A fellow that works on Catalina suggested the following:

1. Always secure the bow hawser to a cleat, not the windlass.
Cleats are usually more secure, though not bulletproof.
2.If the going gets nasty, start up your engine(s), just in case you need to get out in a hurry.
3.Maybe construct a snubber bridle, with chafing gear, and keep it near your anchor locker. This may help reduce the shock load on the lines.
4.Keep the extra length of sand line on board your vessel, making it less likely to foul your props.
5. Don safety gear at first sign of nasty conditions.
Tunajoe is offline   Reply With Quote
Old 02-03-2015, 01:44 AM   #15
Scraping Paint
 
City: -
Country: -
Join Date: Oct 2007
Posts: 13,748
Quote:
Originally Posted by Tunajoe View Post
3.Maybe construct a snubber bridle, with chafing gear, and keep it near your anchor locker. This may help reduce the shock load on the lines.
.
I'm not familiar with the mooring setup at Catalina, but if the mooring lines used are nylon, a snubber's not going to accomplish anything since the mooring lines themselves will do the shock absorbing. Snubbers are used with chain rode, either all-chain or enough chain that in typical anchoring depths the chain is what's going through the windlass and over the bow roller.

Quote:
1. Always secure the bow hawser to a cleat, not the windlass.
Cleats are usually more secure, though not bulletproof.
I don't think it's ever a good idea to submit the windlass to the pull of the boat against the anchor under any conditions, not just on windy days or nights at Catalina. The issue is not so much the security of the windlass in terms of the fasteners holding it in place, although that's certainly something to consider, but the potential for damage to the interal components of the windlass--- gear teeth and whatnot.

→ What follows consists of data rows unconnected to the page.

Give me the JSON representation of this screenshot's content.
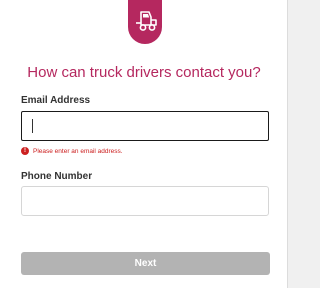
{
  "brand": {
    "logo_icon": "truck-icon",
    "accent_color": "#b5285f"
  },
  "heading": "How can truck drivers contact you?",
  "form": {
    "email": {
      "label": "Email Address",
      "value": "",
      "placeholder": "",
      "error": "Please enter an email address.",
      "error_icon": "alert-circle-icon",
      "error_icon_glyph": "!",
      "error_color": "#cc2020"
    },
    "phone": {
      "label": "Phone Number",
      "value": "",
      "placeholder": ""
    },
    "next_label": "Next",
    "next_button_color": "#b3b3b3"
  }
}
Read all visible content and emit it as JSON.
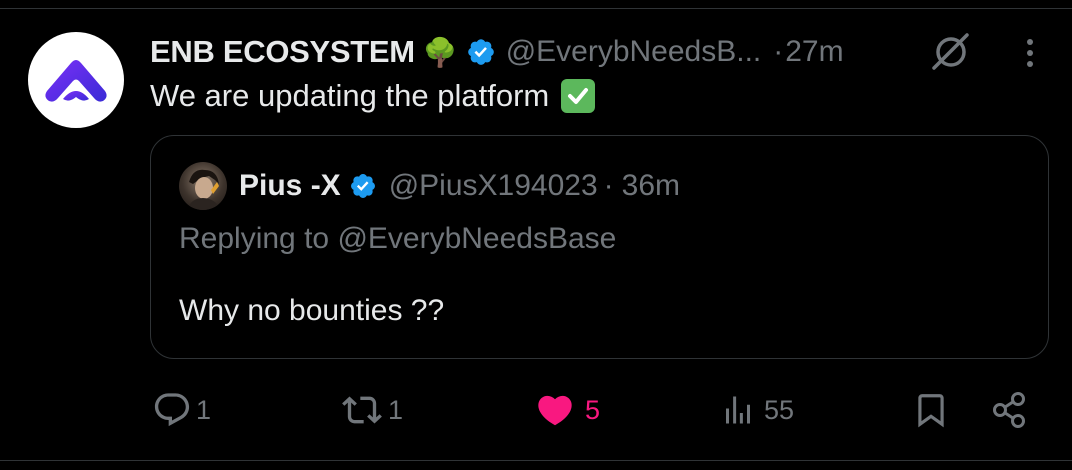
{
  "tweet": {
    "author": {
      "display_name": "ENB ECOSYSTEM",
      "name_emoji": "🌳",
      "verified": true,
      "handle": "@EverybNeedsB...",
      "avatar_icon": "enb-logo-icon"
    },
    "separator": "·",
    "time": "27m",
    "text": "We are updating the platform",
    "text_emoji": "check-mark-button-icon"
  },
  "quote": {
    "author": {
      "display_name": "Pius -X",
      "verified": true,
      "handle": "@PiusX194023"
    },
    "separator": "·",
    "time": "36m",
    "replying_prefix": "Replying to",
    "replying_to": "@EverybNeedsBase",
    "text": "Why no bounties ??"
  },
  "actions": {
    "replies": "1",
    "reposts": "1",
    "likes": "5",
    "views": "55"
  },
  "colors": {
    "background": "#000000",
    "primary_text": "#e7e9ea",
    "secondary_text": "#71767b",
    "verified_blue": "#1d9bf0",
    "like_pink": "#f91880",
    "border": "#2f3336"
  }
}
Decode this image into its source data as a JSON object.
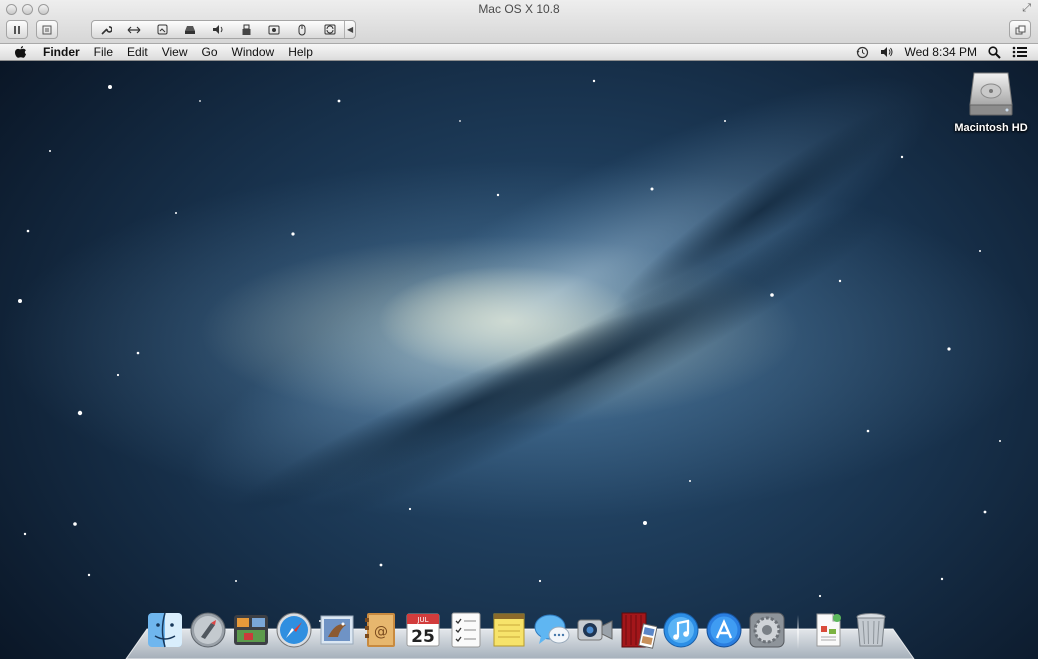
{
  "vm_window": {
    "title": "Mac OS X 10.8",
    "toolbar": {
      "tools": [
        "wrench-icon",
        "resize-arrows-icon",
        "screenshot-icon",
        "drive-icon",
        "speaker-icon",
        "usb-icon",
        "camera-icon",
        "mouse-icon",
        "sync-icon"
      ]
    }
  },
  "menubar": {
    "app_name": "Finder",
    "menus": [
      "File",
      "Edit",
      "View",
      "Go",
      "Window",
      "Help"
    ],
    "clock": "Wed 8:34 PM"
  },
  "desktop": {
    "icons": [
      {
        "label": "Macintosh HD",
        "icon": "hard-drive-icon"
      }
    ]
  },
  "dock": {
    "apps": [
      "finder-icon",
      "launchpad-icon",
      "mission-control-icon",
      "safari-icon",
      "mail-icon",
      "contacts-icon",
      "calendar-icon",
      "reminders-icon",
      "notes-icon",
      "messages-icon",
      "facetime-icon",
      "photo-booth-icon",
      "itunes-icon",
      "app-store-icon",
      "system-preferences-icon"
    ],
    "calendar_date": "25",
    "calendar_month": "JUL",
    "docs": [
      "document-stack-icon",
      "trash-icon"
    ]
  },
  "colors": {
    "menubar_bg": "#e8e8e8",
    "vm_chrome_bg": "#e2e2e2",
    "desktop_deep": "#0a1626",
    "galaxy_core": "#fff4c8"
  }
}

For this reason we don't even set our anchor against the windlass despite the fact we have a pretty tough one (Lofrans Tigres). We made up a stout line about six feet long with a thimble spliced into one end to which we've shacked a chain hook. This is our "setting" line, and when the anchor is deployed with the amount of rode out that we want we clip the chain hook to the rode and run the bitter end of the line through a bow hawse to one of the two heavily backed foredeck cleats. We then back off on the windlass to put a bit of slack between it and the chain hook, and set the anchor against the cleated line.

We also secure our V-bridle snubber to the two bow cleats and then let a long loop of chain out to hang down underwater between the bow roller and the snubber's chain grab, which is also underwater. So the windlass never sees anything but the weight of the anchor going out or coming up.

If it appears that we're going to need to break out the anchor with the boat, we again use our heavy "setting" line to take the strain in the same manner we used it to set the anchor. Once the boat is directly over the anchor we attach the "setting" line in the manner described, back off on the windlass a bit, and then break the anchor out against the line with a shot of reverse with one or both props.
__________________

Marin is offline   Reply With Quote
Reply

Thread Tools
Display Modes

Posting Rules
You may not post new threads
You may not post replies
You may not post attachments
You may not edit your posts

BB code is On
Smilies are On
[IMG] code is On
HTML code is Off
Trackbacks are Off
Pingbacks are Off
Refbacks are Off





All times are GMT -5. The time now is 10:36 PM.


Powered by vBulletin® Version 3.8.8 Beta 4
Copyright ©2000 - 2017, vBulletin Solutions, Inc.
Search Engine Optimization by vBSEO 3.6.0
Copyright 2006 - 2012